[What is needed] Restate the data below word for word, and let no image into your version.

*** Task input ***

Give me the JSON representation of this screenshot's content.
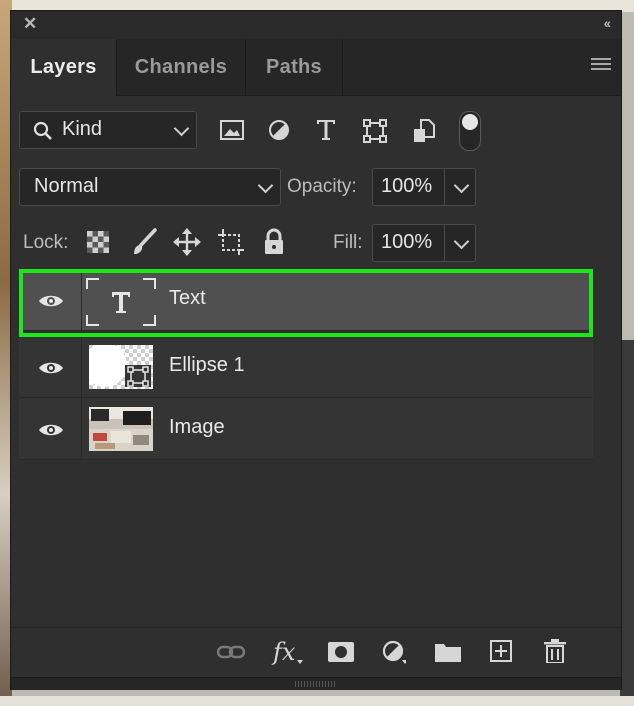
{
  "window": {
    "close_glyph": "✕",
    "collapse_glyph": "‹‹"
  },
  "tabs": [
    {
      "label": "Layers",
      "active": true
    },
    {
      "label": "Channels",
      "active": false
    },
    {
      "label": "Paths",
      "active": false
    }
  ],
  "filter": {
    "kind_label": "Kind",
    "icons": [
      "image-filter-icon",
      "adjustment-filter-icon",
      "type-filter-icon",
      "shape-filter-icon",
      "smart-object-filter-icon",
      "filter-toggle-switch"
    ]
  },
  "blend": {
    "mode": "Normal",
    "opacity_label": "Opacity:",
    "opacity_value": "100%"
  },
  "lock": {
    "label": "Lock:",
    "icons": [
      "lock-transparent-pixels-icon",
      "lock-image-pixels-icon",
      "lock-position-icon",
      "lock-artboard-icon",
      "lock-all-icon"
    ],
    "fill_label": "Fill:",
    "fill_value": "100%"
  },
  "layers": [
    {
      "name": "Text",
      "type": "text",
      "selected": true,
      "visible": true
    },
    {
      "name": "Ellipse 1",
      "type": "shape",
      "selected": false,
      "visible": true
    },
    {
      "name": "Image",
      "type": "image",
      "selected": false,
      "visible": true
    }
  ],
  "bottom_toolbar": {
    "icons": [
      "link-layers-icon",
      "fx-icon",
      "add-mask-icon",
      "new-adjustment-icon",
      "new-group-icon",
      "new-layer-icon",
      "delete-layer-icon"
    ],
    "fx_text": "fx"
  },
  "colors": {
    "highlight": "#1de61d",
    "panel_bg": "#2f2f2f",
    "selected_row": "#505050"
  }
}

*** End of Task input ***

[Output below]
Give me the JSON representation of this screenshot's content.
{
  "window": {
    "close_glyph": "✕",
    "collapse_glyph": "‹‹"
  },
  "tabs": [
    {
      "label": "Layers",
      "active": true
    },
    {
      "label": "Channels",
      "active": false
    },
    {
      "label": "Paths",
      "active": false
    }
  ],
  "filter": {
    "kind_label": "Kind",
    "icons": [
      "image-filter-icon",
      "adjustment-filter-icon",
      "type-filter-icon",
      "shape-filter-icon",
      "smart-object-filter-icon",
      "filter-toggle-switch"
    ]
  },
  "blend": {
    "mode": "Normal",
    "opacity_label": "Opacity:",
    "opacity_value": "100%"
  },
  "lock": {
    "label": "Lock:",
    "icons": [
      "lock-transparent-pixels-icon",
      "lock-image-pixels-icon",
      "lock-position-icon",
      "lock-artboard-icon",
      "lock-all-icon"
    ],
    "fill_label": "Fill:",
    "fill_value": "100%"
  },
  "layers": [
    {
      "name": "Text",
      "type": "text",
      "selected": true,
      "visible": true
    },
    {
      "name": "Ellipse 1",
      "type": "shape",
      "selected": false,
      "visible": true
    },
    {
      "name": "Image",
      "type": "image",
      "selected": false,
      "visible": true
    }
  ],
  "bottom_toolbar": {
    "icons": [
      "link-layers-icon",
      "fx-icon",
      "add-mask-icon",
      "new-adjustment-icon",
      "new-group-icon",
      "new-layer-icon",
      "delete-layer-icon"
    ],
    "fx_text": "fx"
  },
  "colors": {
    "highlight": "#1de61d",
    "panel_bg": "#2f2f2f",
    "selected_row": "#505050"
  }
}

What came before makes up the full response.